Last night we finally arrived at our destination (See where we are) while the sun sank into the Indian Ocean!
Now that we’ve arrived, we plan to:
- Map the sea floor.
- Examine the habitats and creatures that live there.
- Measure how much light is in the water, how hot it is, and how salty it is.
- Measure how much the water level changes with the tides.
In today’s blog, I’ll explain a bit about how we map the sea floor.
You may think that the sea floor is flat, but it can have seamounts (underwater mountains) and canyons and everything in between, just like dry land (see example below).
How can we tell what the sea floor is like when it is hidden under 10s to 100s of metres of water?
In the past, ships dropped long ropes with heavy weights on them to measure the distance from the surface to the sea floor.
Today we use sound waves to measure this distance – it is much more cost effective. This is called sonar (watch a video of how it works).
We attach a high-tech instrument (a multi-beam sonar) underneath the ship (see below).
It sends sound pulses downward. The time it takes for the sounds to hit the bottom and bounce back to the ship tells us how deep the sea floor is and whether it is made of sand, rock or mud (see picture below).
We have two scientists on board in charge of our sonar. Nick operates the sonar and Iain (below) analyses the data to create 3D models of the sea floor.
For example, here is data from a test run completed on our way to the study area. Blue areas are deepest and red areas are shallowest.
And here is a map of the route the ship will take (blue lines) through the study area to map the sea floor with sonar. Where possible, we run sonar at night to free up the days for other work.

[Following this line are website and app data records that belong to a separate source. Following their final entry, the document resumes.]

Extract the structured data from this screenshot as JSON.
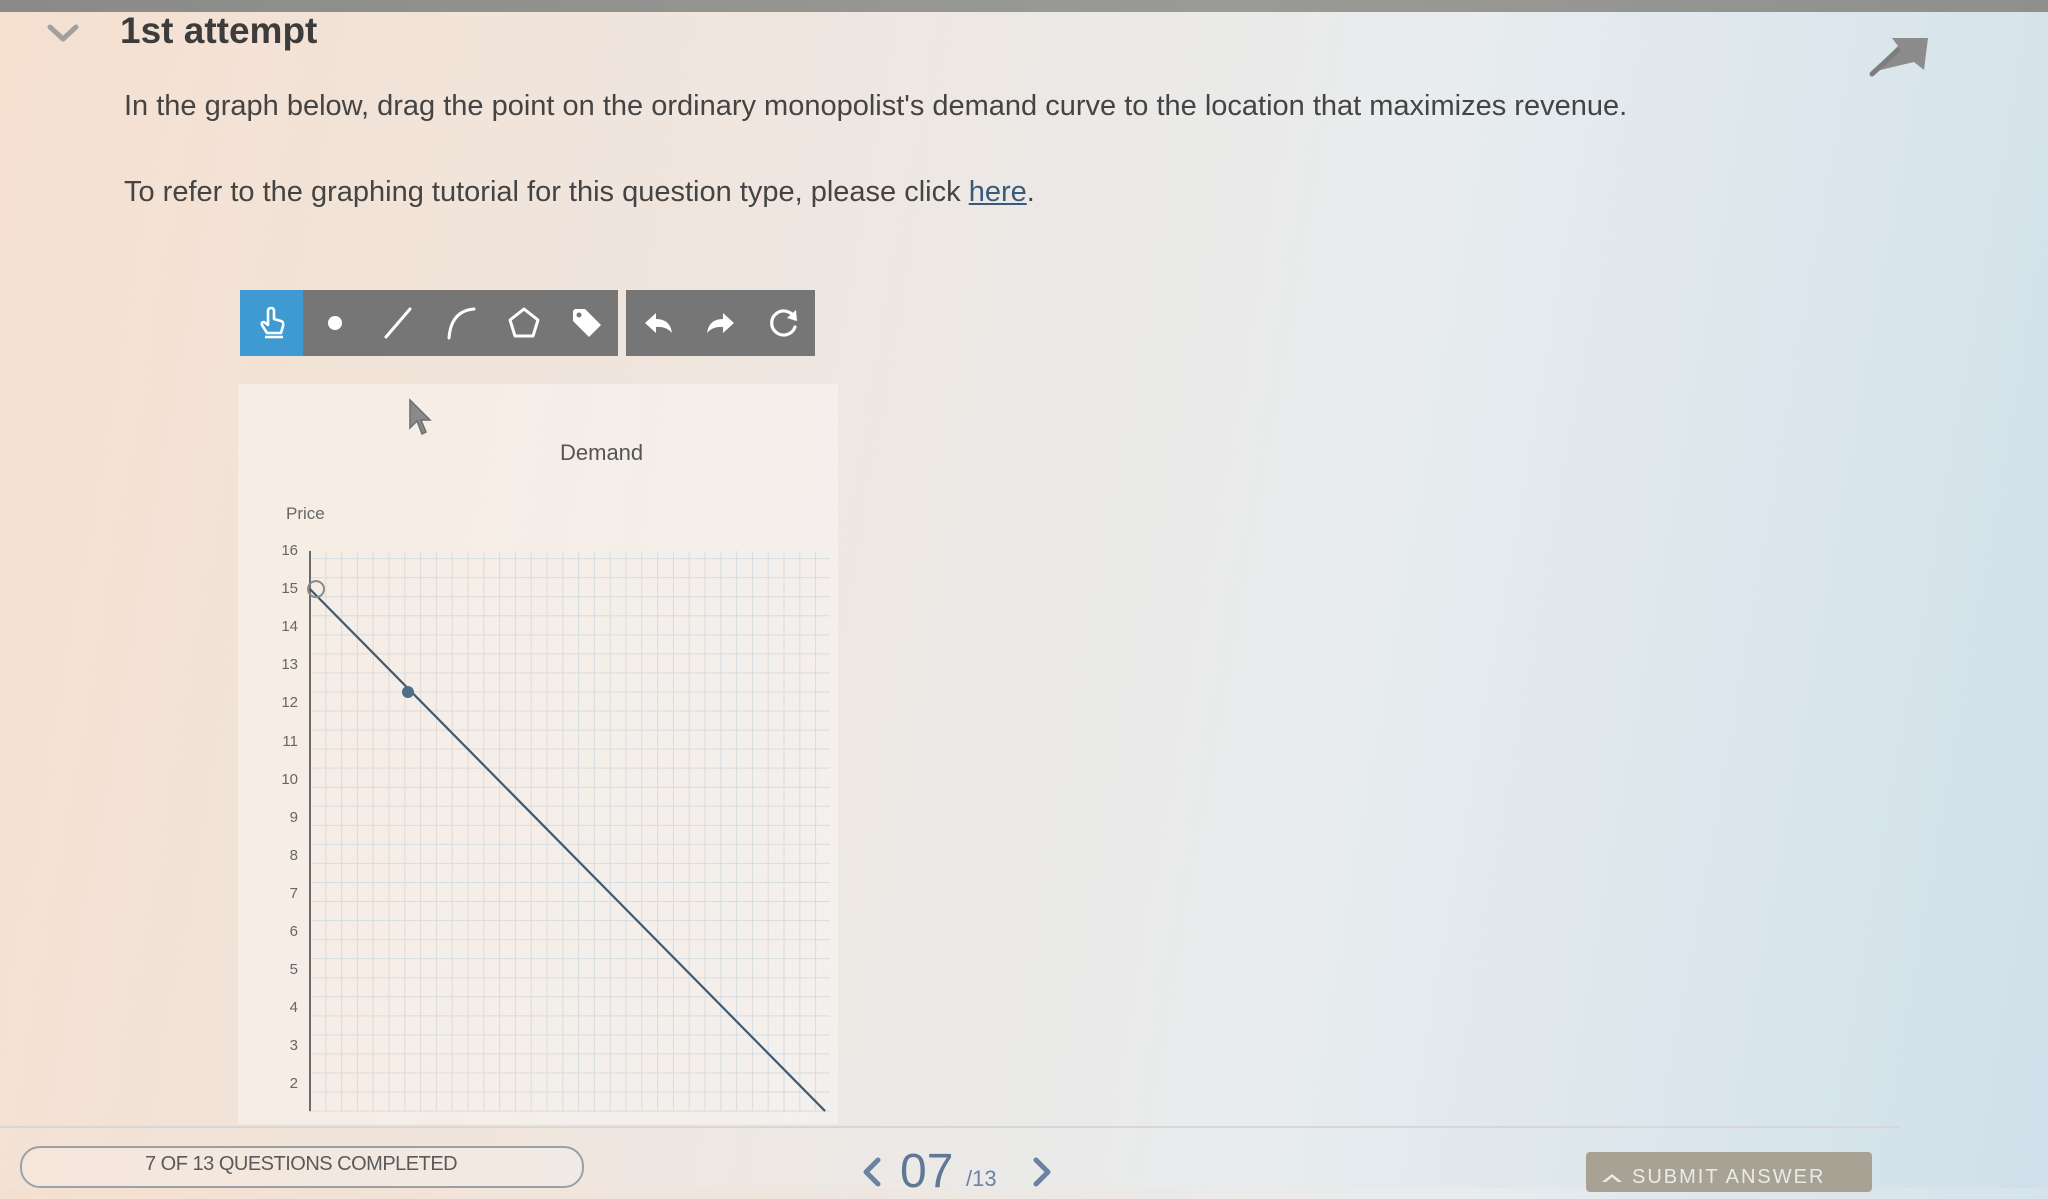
{
  "attempt": {
    "title": "1st attempt"
  },
  "question": {
    "instruction": "In the graph below, drag the point on the ordinary monopolist's demand curve to the location that maximizes revenue.",
    "tutorial_prefix": "To refer to the graphing tutorial for this question type, please click ",
    "tutorial_link": "here",
    "tutorial_suffix": "."
  },
  "toolbar": {
    "draw_tools": [
      "hand-icon",
      "point-icon",
      "line-icon",
      "curve-icon",
      "polygon-icon",
      "label-tag-icon"
    ],
    "history_tools": [
      "undo-icon",
      "redo-icon",
      "reset-icon"
    ],
    "active_tool": "hand-icon"
  },
  "graph": {
    "title": "Demand",
    "y_label": "Price",
    "y_ticks": [
      "16",
      "15",
      "14",
      "13",
      "12",
      "11",
      "10",
      "9",
      "8",
      "7",
      "6",
      "5",
      "4",
      "3",
      "2"
    ]
  },
  "chart_data": {
    "type": "line",
    "title": "Demand",
    "ylabel": "Price",
    "xlabel": "",
    "ylim": [
      1.3,
      16
    ],
    "grid": true,
    "series": [
      {
        "name": "Demand",
        "points": [
          [
            0,
            15
          ],
          [
            16.3,
            1.3
          ]
        ]
      }
    ],
    "draggable_point": [
      3.1,
      12.3
    ]
  },
  "footer": {
    "progress": "7 OF 13 QUESTIONS COMPLETED",
    "page_current": "07",
    "page_total": "/13",
    "submit_label": "SUBMIT ANSWER"
  },
  "colors": {
    "active_tool": "#3e9ad1",
    "toolbar": "#767676",
    "curve": "#3f5a70",
    "page_number": "#5f7896"
  }
}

In my next post, I’ll explain how we use a towed video system to take photos and record video deep under water.
See you then!